We explore the microfoundations of political support under a nondemocratic regime by investigating the impact of a natural disaster on attitudes toward the government. The research exploits the enormous wildfires that occurred in rural Russia during the summer of 2010 as a natural experiment. We test the effects of fires with a survey of almost eight hundred respondents in seventy randomly selected villages. We find that in the burned villages there is higher support for the government at all levels. Most counterintuitively, the rise of support for authorities cannot be fully explained by the generous governmental aid. The authors interpret the results by the demonstration effect of the government’s performance.
“Means of Production VS Means of Coercion: Can Russian Business Limit the Violence of Predatory State?,” in Post-Soviet Affairs, 2014, 30(1), 171-194 (with Andrei Yakovlev and Anton Kazun) Link
The formation of organizations capable of effectively restricting violence in society is a necessary condition for transition from developing societies to societies with sustainable economic growth. We explore the logic of formation of such organizations using the case study of collective actions of the Russian business community aimed at restricting “state violence” against business. We seek to identify the conditions leading to a shift in the choice of strategies from attempts at informal agreements with extortionists controlling means of coercion to cooperation of businessmen and trace the further evolution of organized forms of collective action. Finally, we assess to what extent the created organizations can be efficient and self-supporting in the long term.

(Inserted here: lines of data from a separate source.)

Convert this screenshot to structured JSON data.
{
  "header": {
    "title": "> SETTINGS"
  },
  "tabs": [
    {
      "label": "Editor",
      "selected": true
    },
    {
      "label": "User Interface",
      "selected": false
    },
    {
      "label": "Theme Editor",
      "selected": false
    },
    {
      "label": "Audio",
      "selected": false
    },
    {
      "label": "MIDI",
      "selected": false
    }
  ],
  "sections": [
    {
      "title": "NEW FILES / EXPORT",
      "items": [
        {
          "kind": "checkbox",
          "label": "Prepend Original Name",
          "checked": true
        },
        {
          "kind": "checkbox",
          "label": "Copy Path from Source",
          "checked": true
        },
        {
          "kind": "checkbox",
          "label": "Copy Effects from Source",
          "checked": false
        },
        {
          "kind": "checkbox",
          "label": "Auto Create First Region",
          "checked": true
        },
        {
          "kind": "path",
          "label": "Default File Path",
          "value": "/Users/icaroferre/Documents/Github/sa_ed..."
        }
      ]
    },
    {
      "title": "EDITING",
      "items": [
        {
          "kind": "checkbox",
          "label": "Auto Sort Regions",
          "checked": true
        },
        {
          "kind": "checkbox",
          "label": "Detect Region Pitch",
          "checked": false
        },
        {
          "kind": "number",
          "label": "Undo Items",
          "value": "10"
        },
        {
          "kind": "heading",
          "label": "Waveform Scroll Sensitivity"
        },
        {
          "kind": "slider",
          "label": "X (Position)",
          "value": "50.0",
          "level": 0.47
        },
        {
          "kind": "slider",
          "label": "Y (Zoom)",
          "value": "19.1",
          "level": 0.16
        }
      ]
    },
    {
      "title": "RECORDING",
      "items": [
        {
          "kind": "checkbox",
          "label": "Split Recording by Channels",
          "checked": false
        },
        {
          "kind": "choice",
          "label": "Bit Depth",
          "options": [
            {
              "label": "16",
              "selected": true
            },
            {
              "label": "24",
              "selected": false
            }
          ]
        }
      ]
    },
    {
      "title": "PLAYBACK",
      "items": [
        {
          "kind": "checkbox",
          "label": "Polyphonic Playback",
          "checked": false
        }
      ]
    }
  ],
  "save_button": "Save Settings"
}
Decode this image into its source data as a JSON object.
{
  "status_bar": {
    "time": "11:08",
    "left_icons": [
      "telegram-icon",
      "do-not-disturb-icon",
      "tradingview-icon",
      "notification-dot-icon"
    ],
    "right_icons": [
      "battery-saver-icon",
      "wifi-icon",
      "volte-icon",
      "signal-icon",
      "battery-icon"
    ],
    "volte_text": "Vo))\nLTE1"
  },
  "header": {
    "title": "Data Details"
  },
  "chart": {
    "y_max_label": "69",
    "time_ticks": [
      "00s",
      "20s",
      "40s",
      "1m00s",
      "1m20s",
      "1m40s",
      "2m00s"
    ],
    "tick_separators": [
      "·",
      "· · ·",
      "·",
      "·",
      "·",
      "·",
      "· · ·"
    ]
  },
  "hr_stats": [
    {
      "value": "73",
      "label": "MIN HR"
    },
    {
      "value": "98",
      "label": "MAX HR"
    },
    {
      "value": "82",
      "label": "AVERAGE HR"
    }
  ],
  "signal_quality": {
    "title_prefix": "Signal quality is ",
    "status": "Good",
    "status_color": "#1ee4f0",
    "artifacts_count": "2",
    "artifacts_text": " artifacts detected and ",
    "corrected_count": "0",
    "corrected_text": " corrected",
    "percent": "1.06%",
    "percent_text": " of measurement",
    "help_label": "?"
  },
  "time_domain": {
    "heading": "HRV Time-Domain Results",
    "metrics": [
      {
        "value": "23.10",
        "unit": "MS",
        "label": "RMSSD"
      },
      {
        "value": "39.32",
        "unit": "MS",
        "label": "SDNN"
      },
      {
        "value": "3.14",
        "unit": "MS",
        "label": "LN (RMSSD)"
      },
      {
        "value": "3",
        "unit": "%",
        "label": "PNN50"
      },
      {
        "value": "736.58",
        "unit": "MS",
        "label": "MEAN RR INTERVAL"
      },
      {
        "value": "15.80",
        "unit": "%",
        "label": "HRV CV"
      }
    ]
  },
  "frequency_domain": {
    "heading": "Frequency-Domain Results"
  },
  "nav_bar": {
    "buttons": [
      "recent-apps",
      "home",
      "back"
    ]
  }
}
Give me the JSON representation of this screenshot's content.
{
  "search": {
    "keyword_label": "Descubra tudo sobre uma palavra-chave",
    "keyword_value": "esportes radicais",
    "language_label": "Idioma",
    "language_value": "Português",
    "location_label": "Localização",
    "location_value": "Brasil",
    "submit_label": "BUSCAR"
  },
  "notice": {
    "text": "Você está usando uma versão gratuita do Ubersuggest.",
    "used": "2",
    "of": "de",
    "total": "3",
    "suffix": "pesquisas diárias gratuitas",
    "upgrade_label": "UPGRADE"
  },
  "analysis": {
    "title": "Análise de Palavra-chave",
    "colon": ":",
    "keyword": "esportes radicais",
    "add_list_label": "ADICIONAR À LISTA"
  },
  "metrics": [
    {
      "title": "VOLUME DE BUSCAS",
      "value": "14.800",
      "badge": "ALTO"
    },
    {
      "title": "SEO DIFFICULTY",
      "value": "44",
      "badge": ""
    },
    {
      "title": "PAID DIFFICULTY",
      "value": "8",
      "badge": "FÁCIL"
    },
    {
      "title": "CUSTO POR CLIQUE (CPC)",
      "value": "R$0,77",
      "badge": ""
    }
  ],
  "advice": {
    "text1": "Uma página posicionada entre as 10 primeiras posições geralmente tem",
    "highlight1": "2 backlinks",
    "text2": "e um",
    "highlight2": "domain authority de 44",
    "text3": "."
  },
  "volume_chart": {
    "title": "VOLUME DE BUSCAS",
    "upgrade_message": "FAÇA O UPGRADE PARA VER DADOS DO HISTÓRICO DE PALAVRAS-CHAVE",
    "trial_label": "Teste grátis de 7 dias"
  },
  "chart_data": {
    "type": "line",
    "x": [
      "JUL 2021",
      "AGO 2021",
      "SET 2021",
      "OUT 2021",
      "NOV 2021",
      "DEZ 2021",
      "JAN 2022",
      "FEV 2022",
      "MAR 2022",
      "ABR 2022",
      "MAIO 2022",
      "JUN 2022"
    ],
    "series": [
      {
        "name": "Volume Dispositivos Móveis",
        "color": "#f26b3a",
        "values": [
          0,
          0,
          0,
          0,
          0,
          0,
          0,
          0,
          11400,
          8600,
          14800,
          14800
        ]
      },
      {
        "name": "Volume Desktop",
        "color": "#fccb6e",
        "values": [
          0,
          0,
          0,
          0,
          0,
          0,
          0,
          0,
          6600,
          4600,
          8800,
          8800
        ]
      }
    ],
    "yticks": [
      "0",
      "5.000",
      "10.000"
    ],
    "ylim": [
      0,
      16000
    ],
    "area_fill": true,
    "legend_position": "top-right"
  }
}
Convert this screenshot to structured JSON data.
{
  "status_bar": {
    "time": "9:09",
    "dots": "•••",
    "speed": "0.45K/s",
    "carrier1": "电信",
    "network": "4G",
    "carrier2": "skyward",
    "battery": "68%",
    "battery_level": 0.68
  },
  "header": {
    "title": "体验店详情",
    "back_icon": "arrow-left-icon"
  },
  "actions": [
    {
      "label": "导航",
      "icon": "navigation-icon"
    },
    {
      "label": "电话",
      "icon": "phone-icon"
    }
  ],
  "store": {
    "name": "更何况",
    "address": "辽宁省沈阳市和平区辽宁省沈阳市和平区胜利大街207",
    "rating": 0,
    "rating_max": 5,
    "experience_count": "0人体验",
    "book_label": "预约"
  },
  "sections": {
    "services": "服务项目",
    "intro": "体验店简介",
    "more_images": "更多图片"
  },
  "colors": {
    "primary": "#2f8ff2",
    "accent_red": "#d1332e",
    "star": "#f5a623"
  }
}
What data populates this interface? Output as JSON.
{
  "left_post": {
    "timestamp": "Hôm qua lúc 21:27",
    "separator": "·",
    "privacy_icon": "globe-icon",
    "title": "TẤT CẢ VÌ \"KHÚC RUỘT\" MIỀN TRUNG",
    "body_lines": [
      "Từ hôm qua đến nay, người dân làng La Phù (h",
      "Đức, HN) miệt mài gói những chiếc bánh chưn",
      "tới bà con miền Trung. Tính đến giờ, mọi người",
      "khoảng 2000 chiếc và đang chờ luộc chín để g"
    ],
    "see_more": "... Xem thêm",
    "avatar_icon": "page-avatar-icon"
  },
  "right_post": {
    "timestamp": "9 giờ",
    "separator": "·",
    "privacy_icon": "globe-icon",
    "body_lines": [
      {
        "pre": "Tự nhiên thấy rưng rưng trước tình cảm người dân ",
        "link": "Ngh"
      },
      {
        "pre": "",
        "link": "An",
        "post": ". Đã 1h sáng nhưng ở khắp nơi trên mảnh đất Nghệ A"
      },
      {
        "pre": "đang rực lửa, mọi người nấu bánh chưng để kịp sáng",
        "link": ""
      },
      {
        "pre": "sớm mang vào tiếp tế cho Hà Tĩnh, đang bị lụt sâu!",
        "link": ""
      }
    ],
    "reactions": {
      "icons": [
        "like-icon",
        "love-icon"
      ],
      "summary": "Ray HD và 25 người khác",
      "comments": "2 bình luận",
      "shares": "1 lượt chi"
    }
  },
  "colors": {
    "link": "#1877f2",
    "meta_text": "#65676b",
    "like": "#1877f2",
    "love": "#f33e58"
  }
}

A common opinion among scholars is that civil society in Russia is weak and that this constitutes an obstacle to the development of democracy. The perceived weakness of civil society is attributed to a variety of causes — from the cultural legacies of imperial and Soviet Russia, which have supposedly left Russians atomized and distrustful, to the authoritarian repression of the current regime. As a result, political leaders are today unconstrained — and their policies unaffected — by those who represent particular social interests. We examine the evidence and argue that this view does not offer a full picture of Russian civil society. Russians are not more distrustful than citizens of comparable countries. The evidence does suggest a low level of civic participation after the end of communism—in part because membership in the discredited Communist Party and pro forma membership in official labor unions were not quickly replaced by other involvements — but we also find an apparent increase in civic activity in the past five years, despite the tightening of political controls. At the same time, nongovernmental organizations have improved their capacity to mobilize supporters and volunteers and to raise cash through contributions. We show that in two key regards — the petitioning of officials at all levels of the state and election monitoring— Russian citizens have affected political outcomes and policy decisions, albeit to a limited extent.